Endoscopy
DOI: 10.1055/s-0043-117406
Innovations and brief communications
© Georg Thieme Verlag KG Stuttgart · New York

Comparison of two fluoroscopic images to ensure efficient scope insertion for biliary intervention in patients with Roux-en-Y hepaticojejunostomy

Koichiro Tsutsumi1, Hironari Kato1, Ken Hirao2, Sho Mizukawa1, Shinichiro Muro1, Yutaka Akimoto1, Daisuke Uchida1, Kazuyuki Matsumoto1, Takeshi Tomoda1, Shigeru Horiguchi1, Shuntaro Yabe1, Hiroyuki Seki1, Yasuhiro Noma1, Naoki Yamamoto1, Ryo Harada1, Tsuneyoshi Ogawa2, Hiroyuki Okada1, 3
  • 1Department of Gastroenterology, Okayama University Hospital, Okayama, Japan
  • 2Department of Internal Medicine, Hiroshima City Hiroshima Citizens Hospital, Hiroshima, Japan
  • 3Department of Gastroenterology and Hepatology, Okayama University Graduate School of Medicine, Dentistry and Pharmaceutical Sciences, Okayama, Japan
Further Information

Publication History

submitted 09 March 2017

accepted after revision 30 June 2017
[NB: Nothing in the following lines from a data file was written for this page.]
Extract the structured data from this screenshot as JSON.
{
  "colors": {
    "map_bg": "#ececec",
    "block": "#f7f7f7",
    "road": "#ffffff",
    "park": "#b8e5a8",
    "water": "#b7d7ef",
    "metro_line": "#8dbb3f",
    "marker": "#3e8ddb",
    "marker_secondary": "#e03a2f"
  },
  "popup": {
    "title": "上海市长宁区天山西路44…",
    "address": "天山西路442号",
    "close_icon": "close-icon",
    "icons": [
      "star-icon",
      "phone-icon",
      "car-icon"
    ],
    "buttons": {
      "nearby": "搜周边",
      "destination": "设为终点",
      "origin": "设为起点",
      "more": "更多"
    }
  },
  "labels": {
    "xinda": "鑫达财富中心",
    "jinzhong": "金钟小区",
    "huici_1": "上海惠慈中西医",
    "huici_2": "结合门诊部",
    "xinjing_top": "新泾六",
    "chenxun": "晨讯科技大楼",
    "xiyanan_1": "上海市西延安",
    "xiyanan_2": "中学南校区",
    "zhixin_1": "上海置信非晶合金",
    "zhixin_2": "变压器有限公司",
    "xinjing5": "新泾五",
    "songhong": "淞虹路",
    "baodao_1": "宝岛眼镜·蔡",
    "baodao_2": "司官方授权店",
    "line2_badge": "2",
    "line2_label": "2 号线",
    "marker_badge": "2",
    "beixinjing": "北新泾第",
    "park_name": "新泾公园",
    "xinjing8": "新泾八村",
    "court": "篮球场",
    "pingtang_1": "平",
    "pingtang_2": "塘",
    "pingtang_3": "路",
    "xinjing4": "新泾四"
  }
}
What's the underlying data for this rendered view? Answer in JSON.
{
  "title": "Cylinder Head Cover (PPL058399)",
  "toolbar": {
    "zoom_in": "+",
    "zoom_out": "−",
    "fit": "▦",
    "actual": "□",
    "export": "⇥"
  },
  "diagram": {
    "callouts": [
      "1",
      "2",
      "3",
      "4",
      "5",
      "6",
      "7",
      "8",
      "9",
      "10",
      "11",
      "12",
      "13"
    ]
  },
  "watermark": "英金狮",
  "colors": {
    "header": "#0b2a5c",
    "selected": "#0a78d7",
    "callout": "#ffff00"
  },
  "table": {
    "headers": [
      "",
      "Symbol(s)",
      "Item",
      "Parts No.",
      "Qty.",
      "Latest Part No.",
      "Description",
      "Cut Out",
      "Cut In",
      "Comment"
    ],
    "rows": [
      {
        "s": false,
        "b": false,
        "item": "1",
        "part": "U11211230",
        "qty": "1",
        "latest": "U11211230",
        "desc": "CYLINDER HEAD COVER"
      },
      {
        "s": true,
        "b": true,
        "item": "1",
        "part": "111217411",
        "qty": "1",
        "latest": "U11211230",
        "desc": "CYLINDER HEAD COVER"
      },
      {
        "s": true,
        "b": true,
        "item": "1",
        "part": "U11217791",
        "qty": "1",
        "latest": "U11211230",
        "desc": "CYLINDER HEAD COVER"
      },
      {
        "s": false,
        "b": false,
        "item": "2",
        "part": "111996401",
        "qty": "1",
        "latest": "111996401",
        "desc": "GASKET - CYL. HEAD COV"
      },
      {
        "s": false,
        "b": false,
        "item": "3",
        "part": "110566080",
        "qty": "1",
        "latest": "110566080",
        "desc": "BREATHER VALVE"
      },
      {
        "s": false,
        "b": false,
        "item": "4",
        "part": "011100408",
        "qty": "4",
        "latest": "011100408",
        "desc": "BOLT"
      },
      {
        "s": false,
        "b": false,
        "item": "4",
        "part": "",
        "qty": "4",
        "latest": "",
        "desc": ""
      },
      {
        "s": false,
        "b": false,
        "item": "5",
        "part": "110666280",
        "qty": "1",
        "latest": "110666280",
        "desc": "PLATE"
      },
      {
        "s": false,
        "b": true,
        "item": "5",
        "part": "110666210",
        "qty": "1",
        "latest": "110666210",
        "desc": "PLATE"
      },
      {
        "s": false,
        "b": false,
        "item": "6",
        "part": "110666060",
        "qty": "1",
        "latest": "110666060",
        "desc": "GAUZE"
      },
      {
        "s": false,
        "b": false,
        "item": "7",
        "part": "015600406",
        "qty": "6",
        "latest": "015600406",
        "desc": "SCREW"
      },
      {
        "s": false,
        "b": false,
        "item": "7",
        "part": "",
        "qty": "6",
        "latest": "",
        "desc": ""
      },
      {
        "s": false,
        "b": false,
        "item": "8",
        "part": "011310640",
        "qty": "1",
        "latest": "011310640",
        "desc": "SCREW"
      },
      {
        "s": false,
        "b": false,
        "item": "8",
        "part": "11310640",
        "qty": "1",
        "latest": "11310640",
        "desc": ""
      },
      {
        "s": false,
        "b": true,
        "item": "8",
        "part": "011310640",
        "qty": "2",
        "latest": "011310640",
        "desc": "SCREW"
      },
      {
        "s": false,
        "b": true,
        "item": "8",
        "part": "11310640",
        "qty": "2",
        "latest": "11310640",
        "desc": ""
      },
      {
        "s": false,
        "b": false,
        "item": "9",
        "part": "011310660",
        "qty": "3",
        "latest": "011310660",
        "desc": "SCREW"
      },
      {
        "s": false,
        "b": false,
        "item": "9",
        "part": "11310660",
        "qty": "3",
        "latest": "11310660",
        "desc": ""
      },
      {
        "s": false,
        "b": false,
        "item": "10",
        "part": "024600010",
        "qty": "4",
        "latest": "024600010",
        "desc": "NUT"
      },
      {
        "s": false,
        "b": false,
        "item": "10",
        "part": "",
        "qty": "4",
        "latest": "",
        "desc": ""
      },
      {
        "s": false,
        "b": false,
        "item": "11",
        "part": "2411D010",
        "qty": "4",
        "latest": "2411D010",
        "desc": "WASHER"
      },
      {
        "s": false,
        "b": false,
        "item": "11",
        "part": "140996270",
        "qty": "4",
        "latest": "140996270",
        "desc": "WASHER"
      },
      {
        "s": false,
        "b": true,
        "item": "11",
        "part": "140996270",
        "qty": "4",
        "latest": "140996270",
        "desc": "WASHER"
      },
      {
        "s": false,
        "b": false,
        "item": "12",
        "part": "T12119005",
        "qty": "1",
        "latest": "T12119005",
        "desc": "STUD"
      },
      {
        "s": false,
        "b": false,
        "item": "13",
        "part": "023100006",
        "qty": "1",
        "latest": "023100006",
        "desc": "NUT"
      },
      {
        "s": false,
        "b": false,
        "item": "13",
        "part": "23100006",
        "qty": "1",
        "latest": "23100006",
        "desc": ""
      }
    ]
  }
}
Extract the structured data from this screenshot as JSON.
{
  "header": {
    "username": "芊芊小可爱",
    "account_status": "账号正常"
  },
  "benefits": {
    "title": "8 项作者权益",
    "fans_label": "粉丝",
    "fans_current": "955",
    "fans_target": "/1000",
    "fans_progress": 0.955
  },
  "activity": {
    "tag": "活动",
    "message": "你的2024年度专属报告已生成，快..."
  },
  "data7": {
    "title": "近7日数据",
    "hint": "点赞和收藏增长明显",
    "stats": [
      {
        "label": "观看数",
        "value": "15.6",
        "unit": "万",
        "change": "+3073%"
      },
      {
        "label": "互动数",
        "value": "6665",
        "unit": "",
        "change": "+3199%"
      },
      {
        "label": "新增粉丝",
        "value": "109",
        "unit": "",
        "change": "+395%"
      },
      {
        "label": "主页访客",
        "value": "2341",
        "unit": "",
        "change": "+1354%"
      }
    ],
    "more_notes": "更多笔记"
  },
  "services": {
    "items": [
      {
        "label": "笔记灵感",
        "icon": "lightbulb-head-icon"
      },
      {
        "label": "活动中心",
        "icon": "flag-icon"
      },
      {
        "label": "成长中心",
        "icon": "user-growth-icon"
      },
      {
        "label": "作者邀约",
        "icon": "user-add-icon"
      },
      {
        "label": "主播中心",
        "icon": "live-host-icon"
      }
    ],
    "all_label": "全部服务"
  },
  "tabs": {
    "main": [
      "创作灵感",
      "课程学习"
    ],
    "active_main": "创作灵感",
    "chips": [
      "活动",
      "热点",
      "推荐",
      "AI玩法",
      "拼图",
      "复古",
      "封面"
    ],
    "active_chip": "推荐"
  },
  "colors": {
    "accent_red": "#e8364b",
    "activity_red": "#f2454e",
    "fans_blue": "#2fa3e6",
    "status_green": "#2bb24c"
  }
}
Publication Date:
12 September 2017 (eFirst)

Abstract

Background and study aims No standard procedure for endoscopic retrograde cholangiopancreatography is available for patients with Roux-en-Y hepaticojejunostomy (RYHJ) with side-to-end hepaticojejunostomy. We therefore explored methods of efficient scope insertion at a hepaticojejunostomy site.

Patients and methods Patients with suspected biliary disease were prospectively enrolled. Based on two fluoroscopic images obtained on scope insertion into each lumen of a two-pronged Roux-en-Y anastomosis, we selected the lumen in which the distal end of the scope progressed toward the patient’s liver or head. The accuracy of this method for selecting the correct lumen leading to the hepaticojejunostomy site was investigated.

Results Of the 33 included patients, successful insertion to the hepaticojejunostomy site was achieved in 32 (97 %), 26 (81 %) of whom had undergone the imaging method. The accuracy of the method was 88 % (23/26). The time required for insertion between the anastomotic site and the hepaticojejunostomy site was shorter when the lumen selection had been correct (13 minutes [7 – 30] (n = 23) vs. 18 minutes [8 – 28] (n = 9); P = 0.95).

Conclusion This method based on two fluoroscopic images was useful for achieving efficient scope insertion in patients with RYHJ.

Trial registered at University Hospital Medical Information Network Clinical Trials Registry (UMIN000014183).